  4. You can’t really saute the vegetables in the roux – it would just burn the roux. And if you just dump the liquid in you’d have a lumpy sauce.
    You need to saute the vegetables separately. Make the roux and add the liquid slowly to create a smooth sauce. Then add the sauteed vegetables and bowl #2, and simmer until the okra is cooked, about 20 minutes.
    I do like the combination of flavors.

  5. Cajun from the Acadien part of Louisiana here. Bless your hearts. While I appreciate what you are trying to do, please don’t call this gumbo. Gumbo is a very traditional comfort food down here. We are PASSIONATE about gumbo. It is a tradition handed down in families all over the state with different flares in different parishes. Recipes are tweaked here and there , but the heart of it is the same. Making good gumbo is a necessary skill right up there with being able to change a flat tire.

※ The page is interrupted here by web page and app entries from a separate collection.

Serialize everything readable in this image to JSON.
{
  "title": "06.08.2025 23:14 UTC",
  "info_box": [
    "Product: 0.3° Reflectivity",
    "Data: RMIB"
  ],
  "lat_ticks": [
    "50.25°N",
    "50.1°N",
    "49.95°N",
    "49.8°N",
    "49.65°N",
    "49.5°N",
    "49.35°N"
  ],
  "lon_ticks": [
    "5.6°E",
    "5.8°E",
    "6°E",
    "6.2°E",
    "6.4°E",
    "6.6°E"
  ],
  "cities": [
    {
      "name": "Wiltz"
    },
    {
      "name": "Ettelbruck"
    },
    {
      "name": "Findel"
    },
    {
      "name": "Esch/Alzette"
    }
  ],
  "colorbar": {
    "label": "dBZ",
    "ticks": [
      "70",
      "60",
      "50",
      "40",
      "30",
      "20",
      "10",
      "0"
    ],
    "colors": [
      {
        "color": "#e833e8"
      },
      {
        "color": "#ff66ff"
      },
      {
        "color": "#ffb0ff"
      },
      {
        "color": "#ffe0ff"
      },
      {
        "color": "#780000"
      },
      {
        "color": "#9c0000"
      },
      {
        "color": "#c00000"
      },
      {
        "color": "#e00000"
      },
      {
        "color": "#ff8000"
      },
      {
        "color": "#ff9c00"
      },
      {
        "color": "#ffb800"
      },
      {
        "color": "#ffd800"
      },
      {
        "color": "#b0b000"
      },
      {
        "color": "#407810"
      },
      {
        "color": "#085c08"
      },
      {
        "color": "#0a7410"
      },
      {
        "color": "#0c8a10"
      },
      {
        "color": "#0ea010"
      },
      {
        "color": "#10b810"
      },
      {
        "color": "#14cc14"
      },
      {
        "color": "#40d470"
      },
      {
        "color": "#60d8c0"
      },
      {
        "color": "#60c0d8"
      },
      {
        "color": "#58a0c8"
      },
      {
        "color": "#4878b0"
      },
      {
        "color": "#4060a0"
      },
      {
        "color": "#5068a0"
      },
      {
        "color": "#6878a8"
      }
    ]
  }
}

    Some things you need to know. Gumbo NEVER has corn in it. Gumbo originated as an African dish adopted by Louisianans. Corn is a new world food. It does not belong in gumbo. Some Creole gumbos have tomatoes (we talk about those people behind their backs and to their faces) and some have red beans, but not together. Omit the Worcestershire as well if you are going to call it gumbo, and for heaven’s sake put some bay leaves in it. One fun thing you may not know about but might want to incorporate is some people drop boiled eggs in their gumbo, and some will crack eggs in their gumbo at the end of their cooking to let the eggs poach and soak up all that flavor (so good!) In some parts of Louisiana gumbo is served over a bowl of potato salad. I have no issue with how you build your roux but you may want to tell people to go ahead and salt and pepper it while they are building it. I hope you find some of this feedback useful. Best of luck!